Al Lewis; Played Grandpa On TV Show 'The Munsters'
Sunday, February 5, 2006
Al Lewis, the cigar-chomping patriarch of "The Munsters" whose work as a basketball scout, restaurateur and political candidate never eclipsed his role as Grandpa from the television sitcom, died Feb. 3 after years of heart problems and other ailments. He was 95.
Sporting a somewhat cheesy Dracula outfit, Mr. Lewis became a pop culture icon playing the irascible father-in-law to Fred Gwynne's ever-bumbling Herman Munster on the 1964-66 CBS television show. He also starred in another classic TV comedy, playing Officer Leo Schnauzer on "Car 54, Where Are You?"
Mr. Lewis's life off the small screen ranged far beyond his acting antics. A former basketball player in high school, he achieved modest fame as a basketball talent scout and was well known to such coaching greats as Jerry Tarkanian and Arnold "Red" Auerbach.
He also operated a successful Greenwich Village restaurant, Grandpa's, where he was a regular presence -- chatting with customers, posing for pictures and signing autographs.
In 1998, just two years short of his 90th birthday, a ponytailed Mr. Lewis ran as the Green Party candidate against incumbent New York Gov. George E. Pataki (R). Mr. Lewis campaigned against restrictive drug laws and the death penalty, and went to court in a losing battle to have his name appear on the ballot as "Grandpa Al Lewis." He managed to collect more than 52,000 votes.
Mr. Lewis was born Alexander Meister in Upstate New York.

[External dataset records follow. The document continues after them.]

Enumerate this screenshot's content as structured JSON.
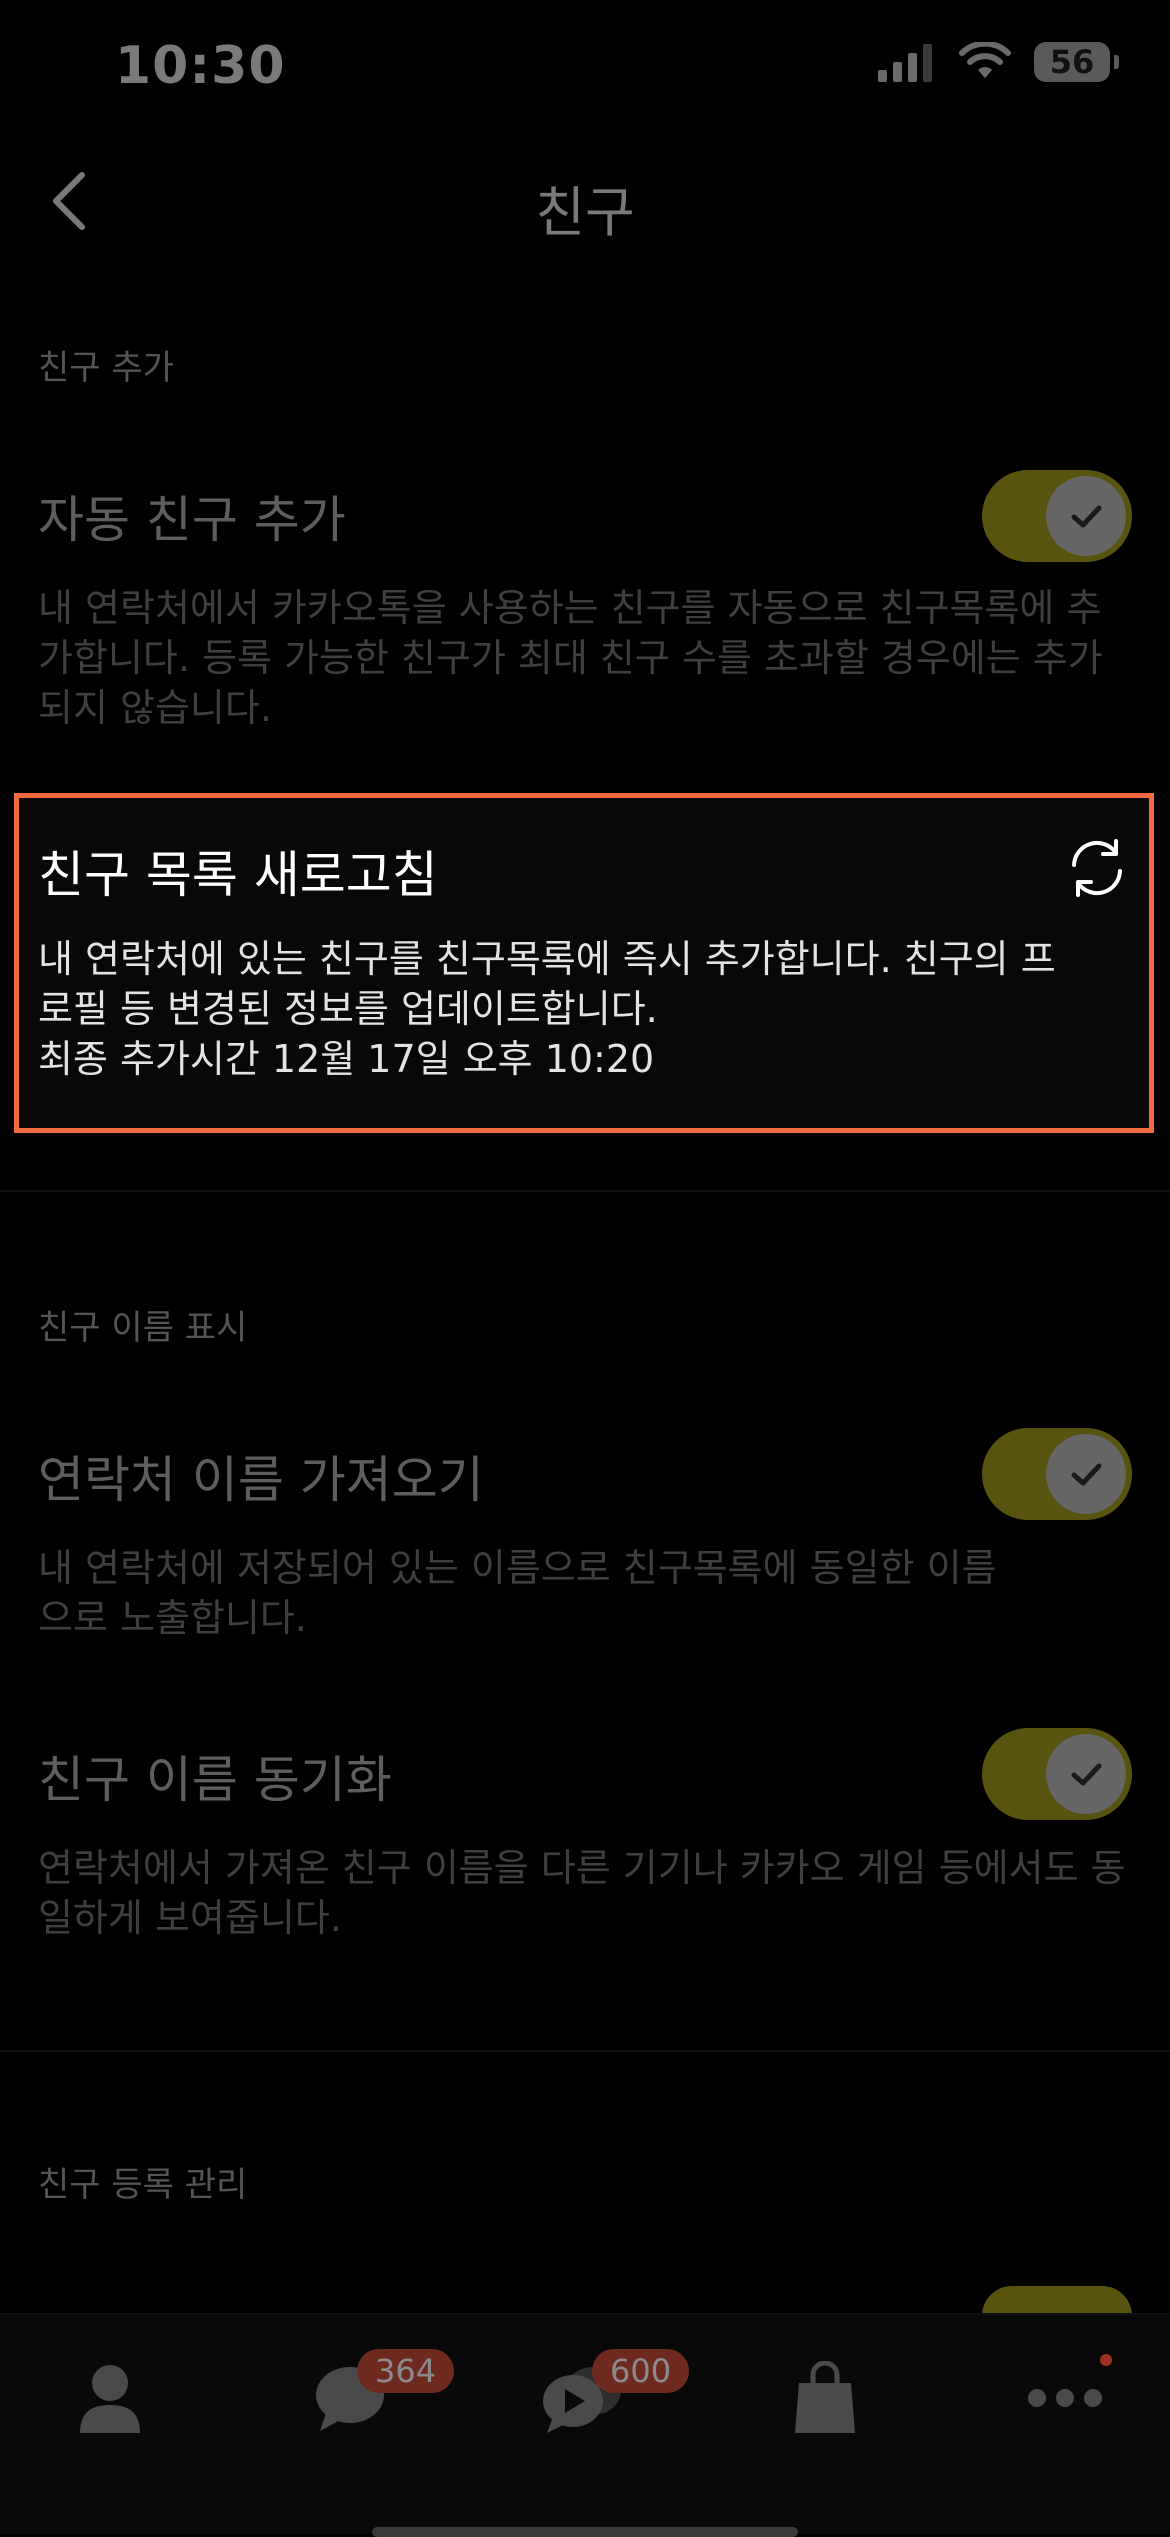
{
  "status": {
    "time": "10:30",
    "battery": "56"
  },
  "nav": {
    "title": "친구"
  },
  "sections": {
    "add_label": "친구 추가",
    "name_label": "친구 이름 표시",
    "manage_label": "친구 등록 관리"
  },
  "auto_add": {
    "title": "자동 친구 추가",
    "desc": "내 연락처에서 카카오톡을 사용하는 친구를 자동으로 친구목록에 추가합니다. 등록 가능한 친구가 최대 친구 수를 초과할 경우에는 추가되지 않습니다.",
    "enabled": true
  },
  "refresh": {
    "title": "친구 목록 새로고침",
    "desc_line1": "내 연락처에 있는 친구를 친구목록에 즉시 추가합니다. 친구의 프로필 등 변경된 정보를 업데이트합니다.",
    "desc_line2": "최종 추가시간 12월 17일 오후 10:20",
    "icon": "refresh-icon"
  },
  "import_names": {
    "title": "연락처 이름 가져오기",
    "desc": "내 연락처에 저장되어 있는 이름으로 친구목록에 동일한 이름으로 노출합니다.",
    "enabled": true
  },
  "sync_names": {
    "title": "친구 이름 동기화",
    "desc": "연락처에서 가져온 친구 이름을 다른 기기나 카카오 게임 등에서도 동일하게 보여줍니다.",
    "enabled": true
  },
  "tabbar": {
    "tabs": [
      {
        "icon": "person-icon"
      },
      {
        "icon": "chat-icon",
        "badge": "364"
      },
      {
        "icon": "openchat-icon",
        "badge": "600"
      },
      {
        "icon": "shopping-bag-icon"
      },
      {
        "icon": "more-icon"
      }
    ]
  },
  "colors": {
    "accent": "#f26a3d",
    "toggle": "#58540f"
  }
}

His family later moved to Brooklyn, where the 6-foot-1 teenager began his lifelong love affair with basketball. He later became a vaudeville and circus performer, but his career didn't take off until television did the same.
As Officer Schnauzer, Mr. Lewis played opposite Gwynne's Officer Francis Muldoon in "Car 54, Where Are You?" -- a comedy about a Bronx police precinct that aired on NBC from 1961 to 1963. One year later, the duo appeared together in "The Munsters," taking up residence at the fictional 1313 Mockingbird Lane.

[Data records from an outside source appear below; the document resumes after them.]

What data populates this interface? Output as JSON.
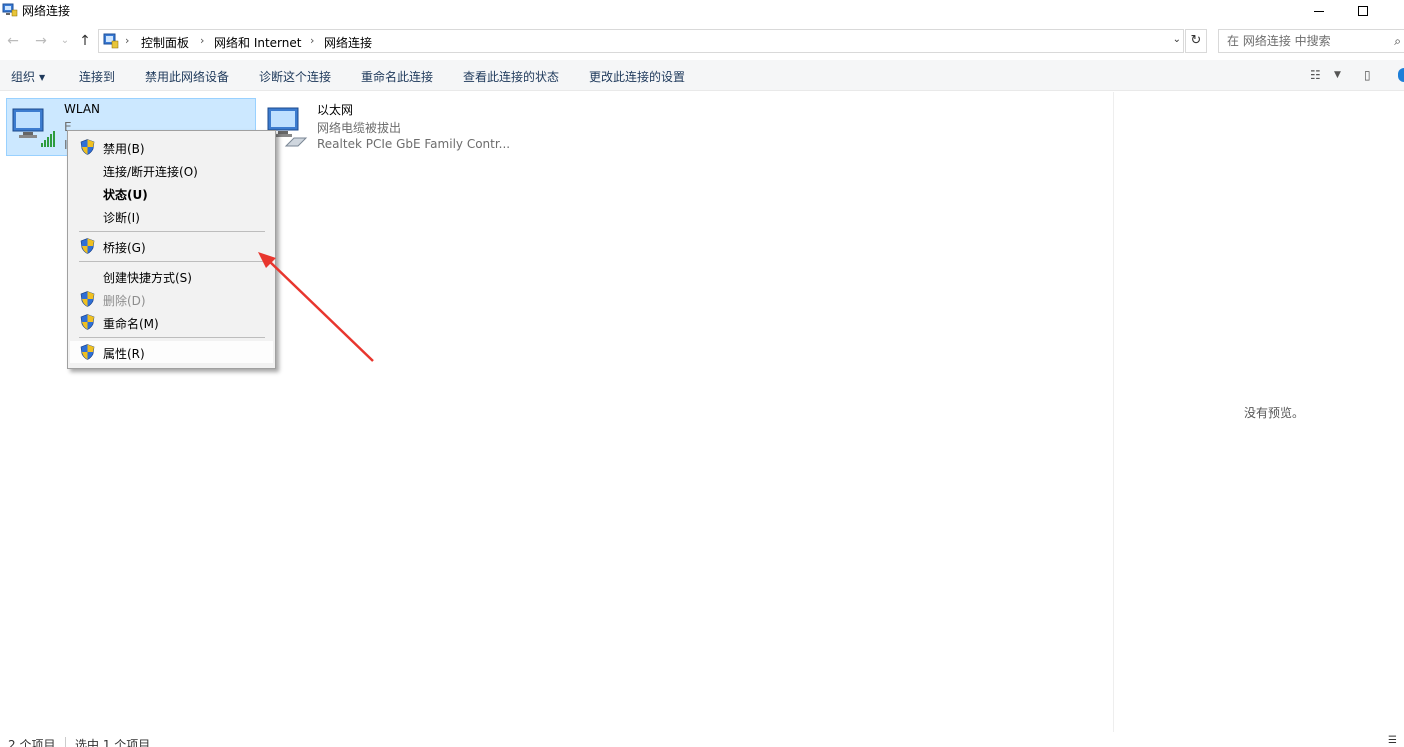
{
  "window": {
    "title": "网络连接"
  },
  "address_bar": {
    "crumbs": [
      "控制面板",
      "网络和 Internet",
      "网络连接"
    ],
    "search_placeholder": "在 网络连接 中搜索"
  },
  "commands": {
    "organize": "组织",
    "connect_to": "连接到",
    "disable_device": "禁用此网络设备",
    "diagnose": "诊断这个连接",
    "rename": "重命名此连接",
    "view_status": "查看此连接的状态",
    "change_settings": "更改此连接的设置"
  },
  "connections": [
    {
      "name": "WLAN",
      "line2": "E",
      "line3": "I",
      "selected": true,
      "icon": "wifi-adapter-icon"
    },
    {
      "name": "以太网",
      "line2": "网络电缆被拔出",
      "line3": "Realtek PCIe GbE Family Contr...",
      "selected": false,
      "icon": "ethernet-adapter-icon"
    }
  ],
  "context_menu": {
    "items": [
      {
        "label": "禁用(B)",
        "shield": true
      },
      {
        "label": "连接/断开连接(O)",
        "shield": false
      },
      {
        "label": "状态(U)",
        "shield": false,
        "bold": true
      },
      {
        "label": "诊断(I)",
        "shield": false
      },
      {
        "label": "桥接(G)",
        "shield": true
      },
      {
        "label": "创建快捷方式(S)",
        "shield": false
      },
      {
        "label": "删除(D)",
        "shield": true,
        "disabled": true
      },
      {
        "label": "重命名(M)",
        "shield": true
      },
      {
        "label": "属性(R)",
        "shield": true,
        "highlighted": true
      }
    ]
  },
  "preview": {
    "empty_text": "没有预览。"
  },
  "status": {
    "item_count": "2 个项目",
    "selected_count": "选中 1 个项目"
  },
  "colors": {
    "selection": "#cce8ff",
    "command_text": "#1e395b",
    "annotation_arrow": "#e8362e"
  }
}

The series, about a family of clueless creatures plunked down in Middle America, ran through 1966. Mr. Lewis was instantly recognizable as the comically twisted grandfather of the family and was often greeted by strangers with shouts of "Grandpa!" He never complained about being typecast and made appearances in character for decades.
"Why would I mind?" he said in a 1997 interview. "It pays my mortgage."

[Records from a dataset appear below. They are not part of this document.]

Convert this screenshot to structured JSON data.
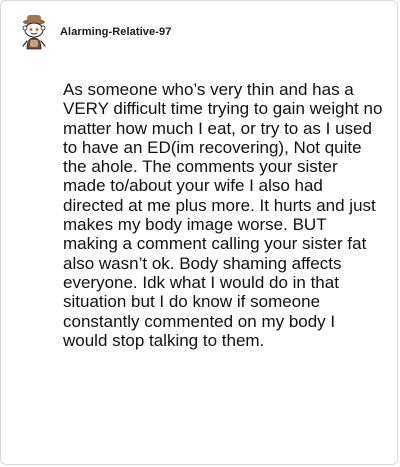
{
  "comment": {
    "author": "Alarming-Relative-97",
    "avatar_icon": "snoo-avatar-icon",
    "body": "As someone who’s very thin and has a VERY difficult time trying to gain weight no matter how much I eat, or try to as I used to have an ED(im recovering), Not quite the ahole. The comments your sister made to/about your wife I also had directed at me plus more. It hurts and just makes my body image worse. BUT making a comment calling your sister fat also wasn’t ok. Body shaming affects everyone. Idk what I would do in that situation but I do know if someone constantly commented on my body I would stop talking to them."
  }
}
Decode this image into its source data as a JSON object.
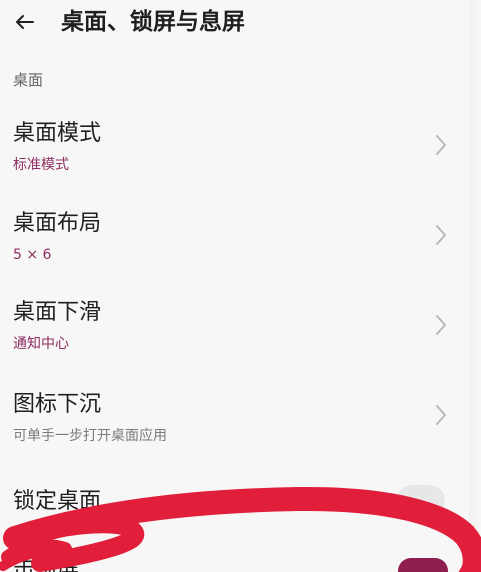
{
  "header": {
    "title": "桌面、锁屏与息屏"
  },
  "section": {
    "label": "桌面"
  },
  "items": [
    {
      "title": "桌面模式",
      "subtitle": "标准模式"
    },
    {
      "title": "桌面布局",
      "subtitle": "5 × 6"
    },
    {
      "title": "桌面下滑",
      "subtitle": "通知中心"
    },
    {
      "title": "图标下沉",
      "subtitle": "可单手一步打开桌面应用"
    },
    {
      "title": "锁定桌面",
      "subtitle": ""
    },
    {
      "title": "击锁屏",
      "subtitle": ""
    }
  ],
  "icons": {
    "back": "arrow-left-icon",
    "chevron": "chevron-right-icon"
  },
  "colors": {
    "accent": "#8e2f61",
    "annotation": "#e11f3b",
    "toggle_off": "#e7e7e7",
    "toggle_on": "#8e1e4d"
  },
  "states": {
    "lock_desktop_enabled": false,
    "double_tap_lock_enabled": true
  }
}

Mr. Lewis opened his restaurant and had a radio program in New York. At one point during the 1990s, he was a frequent guest on Howard Stern's radio show, once sending the shock jock diving for the delay button by leading an obscene chant against the Federal Communications Commission.
He also appeared in a number of movies, including "They Shoot Horses, Don't They?" (1969) and "Married to the Mob" (1988). Mr. Lewis reprised his role of Schnauzer in the movie remake of "Car 54, Where Are You" (1994) and appeared as a guest star on such TV shows as "Taxi," "Green Acres" and "Lost in Space."
In 2003, he was hospitalized for an angioplasty. Complications during surgery led to the amputation of his right leg below the knee and the toes on his left foot. He spent a month in a coma.
A year later, he was back offering his recollections of a seminal New York punk band, the Ramones, on the DVD "Ramones Raw."
Survivors include his wife, Karen Ingenthron-Lewis; three sons; and four grandchildren.